Coorong National Park
On our recent boat trip we passed through the Goolwa barrages and headed south along the Coorong towards the mouth of the River Murray. It is here that Australia’s largest river empties into the Southern Ocean. As we travelled along we followed the line of sand hills which separate the Coorong from the ocean. It places these sand hills are spectacular – more of that for another post.
all along this stretch of the Coorong it is hard keeping up with all the birds one sees, especially seeing we were travelling most of the time at 25mph. On several occasions we had to slow down to slow walking pace and keep a sharp eye out for sand bars; more than once we almost became grounded.
In the photo above you can see a Little Egret, some Grey Teal and a Eurasian Coot just to the right of the sign.
Below the photo shows several Australian pelicans and a Masked Lapwing on the right. Almost impossible to see (except under extreme enlargement) are what look like Sharp-tailed Sandpipers and maybe a stilt.
A little further on we reached the mouth of the Murray. Our captain was unwilling to venture too close for fear of bottoming out on a sand bar. I was surprised by the number of vehicles on the beach and the number of people fishing along the shore of the river. I shouldn’t have been – it was a holiday long weekend and the weather was perfect.
The last photo below shows one of the tourist boats operating in this part of the river, The Spirit of the Coorong. It takes tourists from Goolwa down through the Coorong on a regular schedule.
Australian Sea Lions, Goolwa
Warning: This is a non-birding post.
To get from the River Murray into the Coorong we had to take our boat through the lock in the Goolwa barrage. This allows the boat to move from the higher river water level to the lower sea levels in the Coorong. The whole process takes about 15 minutes and the lock can hold several boats at a time, depending on their length. The lock is manned from 8am – 12:30pm and 1:30 – 4:30pm every day except Christmas Day.

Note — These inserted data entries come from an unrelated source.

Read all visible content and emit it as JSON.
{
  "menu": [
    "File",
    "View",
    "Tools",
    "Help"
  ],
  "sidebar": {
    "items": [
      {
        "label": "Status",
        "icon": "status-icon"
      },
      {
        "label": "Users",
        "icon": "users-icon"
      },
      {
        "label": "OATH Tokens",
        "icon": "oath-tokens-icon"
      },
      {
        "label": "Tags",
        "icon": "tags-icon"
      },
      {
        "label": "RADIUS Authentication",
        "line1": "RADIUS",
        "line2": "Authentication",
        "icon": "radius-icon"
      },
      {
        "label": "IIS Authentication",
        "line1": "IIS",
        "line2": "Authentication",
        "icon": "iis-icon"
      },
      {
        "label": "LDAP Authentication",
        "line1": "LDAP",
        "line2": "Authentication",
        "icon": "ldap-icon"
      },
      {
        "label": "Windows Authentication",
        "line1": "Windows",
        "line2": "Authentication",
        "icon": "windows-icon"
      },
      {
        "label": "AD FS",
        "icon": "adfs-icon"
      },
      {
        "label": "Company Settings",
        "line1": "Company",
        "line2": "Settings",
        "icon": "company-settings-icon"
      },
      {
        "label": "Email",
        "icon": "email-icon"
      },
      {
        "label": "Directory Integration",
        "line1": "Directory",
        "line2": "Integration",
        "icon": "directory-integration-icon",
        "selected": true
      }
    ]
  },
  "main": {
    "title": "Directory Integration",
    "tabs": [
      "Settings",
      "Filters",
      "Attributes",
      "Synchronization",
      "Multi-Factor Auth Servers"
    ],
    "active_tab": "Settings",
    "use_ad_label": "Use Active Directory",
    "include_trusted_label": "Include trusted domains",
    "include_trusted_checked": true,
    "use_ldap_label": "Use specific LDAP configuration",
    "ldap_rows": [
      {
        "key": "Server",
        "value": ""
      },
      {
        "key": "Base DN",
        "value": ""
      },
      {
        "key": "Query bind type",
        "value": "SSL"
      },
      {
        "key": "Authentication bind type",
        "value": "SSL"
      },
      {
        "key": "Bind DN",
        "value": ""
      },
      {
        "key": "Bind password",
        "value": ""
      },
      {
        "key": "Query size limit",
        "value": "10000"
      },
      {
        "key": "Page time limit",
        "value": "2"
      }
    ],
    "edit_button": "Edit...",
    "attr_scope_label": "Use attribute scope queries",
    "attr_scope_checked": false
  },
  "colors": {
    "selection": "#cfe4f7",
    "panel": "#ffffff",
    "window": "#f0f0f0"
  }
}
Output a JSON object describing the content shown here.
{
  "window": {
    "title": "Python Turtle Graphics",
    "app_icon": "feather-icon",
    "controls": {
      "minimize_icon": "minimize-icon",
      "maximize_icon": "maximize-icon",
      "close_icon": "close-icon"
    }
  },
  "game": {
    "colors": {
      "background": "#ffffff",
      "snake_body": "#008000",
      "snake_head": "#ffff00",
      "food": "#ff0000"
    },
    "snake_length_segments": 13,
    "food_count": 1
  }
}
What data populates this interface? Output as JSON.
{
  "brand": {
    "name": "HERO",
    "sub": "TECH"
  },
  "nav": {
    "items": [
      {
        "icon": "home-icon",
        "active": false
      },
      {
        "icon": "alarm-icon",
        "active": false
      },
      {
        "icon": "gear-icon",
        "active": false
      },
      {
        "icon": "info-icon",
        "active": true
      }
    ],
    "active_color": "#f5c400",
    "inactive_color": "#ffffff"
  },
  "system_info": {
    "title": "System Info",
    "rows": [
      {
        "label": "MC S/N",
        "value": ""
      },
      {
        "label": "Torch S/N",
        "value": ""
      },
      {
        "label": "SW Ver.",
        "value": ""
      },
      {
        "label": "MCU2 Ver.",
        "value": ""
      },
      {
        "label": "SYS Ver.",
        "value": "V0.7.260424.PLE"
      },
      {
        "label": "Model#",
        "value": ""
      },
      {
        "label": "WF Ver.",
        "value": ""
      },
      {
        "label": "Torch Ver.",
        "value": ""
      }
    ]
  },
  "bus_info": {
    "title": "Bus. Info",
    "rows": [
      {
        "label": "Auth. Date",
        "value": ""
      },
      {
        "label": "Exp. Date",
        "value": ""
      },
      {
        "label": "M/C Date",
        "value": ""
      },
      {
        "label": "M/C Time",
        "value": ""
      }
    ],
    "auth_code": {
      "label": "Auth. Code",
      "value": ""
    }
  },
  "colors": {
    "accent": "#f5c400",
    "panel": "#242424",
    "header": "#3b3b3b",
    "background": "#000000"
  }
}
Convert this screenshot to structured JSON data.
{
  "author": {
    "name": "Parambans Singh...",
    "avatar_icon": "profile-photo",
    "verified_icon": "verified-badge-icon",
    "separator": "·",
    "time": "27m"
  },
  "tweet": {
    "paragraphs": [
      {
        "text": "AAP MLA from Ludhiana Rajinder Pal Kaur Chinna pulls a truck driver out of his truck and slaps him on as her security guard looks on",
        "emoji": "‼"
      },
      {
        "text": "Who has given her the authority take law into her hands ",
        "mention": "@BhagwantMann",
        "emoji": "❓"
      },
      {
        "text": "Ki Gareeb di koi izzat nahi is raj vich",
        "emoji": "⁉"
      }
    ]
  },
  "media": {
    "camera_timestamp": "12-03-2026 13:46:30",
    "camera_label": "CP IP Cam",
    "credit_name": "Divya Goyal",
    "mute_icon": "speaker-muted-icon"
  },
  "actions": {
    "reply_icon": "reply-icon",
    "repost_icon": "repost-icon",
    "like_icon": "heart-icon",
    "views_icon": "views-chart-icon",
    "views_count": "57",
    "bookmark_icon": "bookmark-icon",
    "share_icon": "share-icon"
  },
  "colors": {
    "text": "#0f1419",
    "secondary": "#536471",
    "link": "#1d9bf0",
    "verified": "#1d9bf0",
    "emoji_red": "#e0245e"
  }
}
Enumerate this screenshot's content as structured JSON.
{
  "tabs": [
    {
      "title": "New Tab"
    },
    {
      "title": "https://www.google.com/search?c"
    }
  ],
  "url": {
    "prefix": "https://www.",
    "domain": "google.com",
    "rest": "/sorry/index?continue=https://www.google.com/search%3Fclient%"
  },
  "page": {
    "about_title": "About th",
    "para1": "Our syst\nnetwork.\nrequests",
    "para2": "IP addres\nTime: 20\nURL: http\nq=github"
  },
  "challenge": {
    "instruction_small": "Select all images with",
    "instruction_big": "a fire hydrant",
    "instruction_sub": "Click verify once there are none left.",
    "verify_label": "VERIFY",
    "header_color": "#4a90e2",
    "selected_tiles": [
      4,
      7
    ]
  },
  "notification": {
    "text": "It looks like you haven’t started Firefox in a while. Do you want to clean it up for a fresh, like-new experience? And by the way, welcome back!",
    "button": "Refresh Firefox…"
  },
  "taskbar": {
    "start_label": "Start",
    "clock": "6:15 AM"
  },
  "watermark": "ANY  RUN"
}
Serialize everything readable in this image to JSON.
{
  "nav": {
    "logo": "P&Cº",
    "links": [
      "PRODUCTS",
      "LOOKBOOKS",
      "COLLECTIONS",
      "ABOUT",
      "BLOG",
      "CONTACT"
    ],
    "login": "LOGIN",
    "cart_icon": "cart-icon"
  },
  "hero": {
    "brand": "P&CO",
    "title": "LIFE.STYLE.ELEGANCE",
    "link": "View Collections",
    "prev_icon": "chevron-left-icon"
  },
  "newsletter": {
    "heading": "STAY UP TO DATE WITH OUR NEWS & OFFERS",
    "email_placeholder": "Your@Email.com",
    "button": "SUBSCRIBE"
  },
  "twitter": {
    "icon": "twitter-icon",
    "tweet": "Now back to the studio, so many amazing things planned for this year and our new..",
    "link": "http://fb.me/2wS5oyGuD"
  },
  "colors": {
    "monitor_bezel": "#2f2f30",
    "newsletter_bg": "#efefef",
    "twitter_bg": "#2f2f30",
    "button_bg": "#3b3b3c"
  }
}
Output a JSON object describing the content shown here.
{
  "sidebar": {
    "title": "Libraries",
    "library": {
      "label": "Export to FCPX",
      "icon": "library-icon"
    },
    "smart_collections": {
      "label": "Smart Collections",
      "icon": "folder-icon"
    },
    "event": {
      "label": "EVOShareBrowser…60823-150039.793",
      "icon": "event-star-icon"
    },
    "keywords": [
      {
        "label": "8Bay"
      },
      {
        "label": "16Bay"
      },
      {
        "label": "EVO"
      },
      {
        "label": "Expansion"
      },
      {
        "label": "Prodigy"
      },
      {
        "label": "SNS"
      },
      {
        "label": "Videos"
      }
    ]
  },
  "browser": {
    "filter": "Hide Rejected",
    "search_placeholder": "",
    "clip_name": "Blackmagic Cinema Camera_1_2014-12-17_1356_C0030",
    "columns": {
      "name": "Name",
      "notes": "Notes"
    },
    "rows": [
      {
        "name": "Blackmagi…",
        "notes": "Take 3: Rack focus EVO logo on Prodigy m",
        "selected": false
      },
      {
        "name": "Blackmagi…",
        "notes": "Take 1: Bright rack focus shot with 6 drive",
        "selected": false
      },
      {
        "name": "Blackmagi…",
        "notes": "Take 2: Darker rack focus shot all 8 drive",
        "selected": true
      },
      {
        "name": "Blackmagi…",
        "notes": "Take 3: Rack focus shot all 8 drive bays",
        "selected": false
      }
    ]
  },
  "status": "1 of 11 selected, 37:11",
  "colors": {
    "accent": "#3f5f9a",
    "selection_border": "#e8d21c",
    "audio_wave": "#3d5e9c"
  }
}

As we went through the lock I wasn’t very interested in the bird life around the barrages because my attention was drawn to the dozen or so Australian Sea Lions (seals) either lolling about in the water or sleeping on the barrage – as shown in today’s photos.
How some of them reached the very top of the installation puzzles me. It’s not that they have the ability to fly!
Birds on the Barrages at Goolwa
On our boat trip on the River Murray a few weeks ago we went through the lock in the barrages at Goolwa. This allowed us to pass through from the River Murray into the Coorong and travel by boat towards the mouth of the river. Today’s photos show many birds lined up along the top of the barrages.
In the photo above you can see a number of Australian Pelicans, while below is a large gathering of cormorants. Although I’m not absolutely certain, I think that they are probably Little Black Cormorants. They don’t seem to be big enough for the larger Great Cormorant.
Purple Swamphen up close
On our recent boat trip on Lake Alexandrina and the River Murray we took a little detour into a new housing estate with water frontage. We had to slow right down from the 25mph we had been travelling at to a very modest 4 knots (7.4mph). We also had to navigate a narrow canal less than 10m wide so this gave me an ideal opportunity to do some close up birding.
Unfortunately there was very little to see, with the exception of the Purple Swamphen shown in today’s photos below. It seemed quite unconcerned by our presence as our captain manoeuvred our boat through a tricky passage before turning around and leaving the channel and back out to the river.
Let’s take a bath Willie Wagtail
We get a great deal of pleasure from watching the constant parade of birds coming to our birdbath. This Willie Wagtail was really getting into the art of having a really good soaking. It is also situated strategically for great photo opportunities too.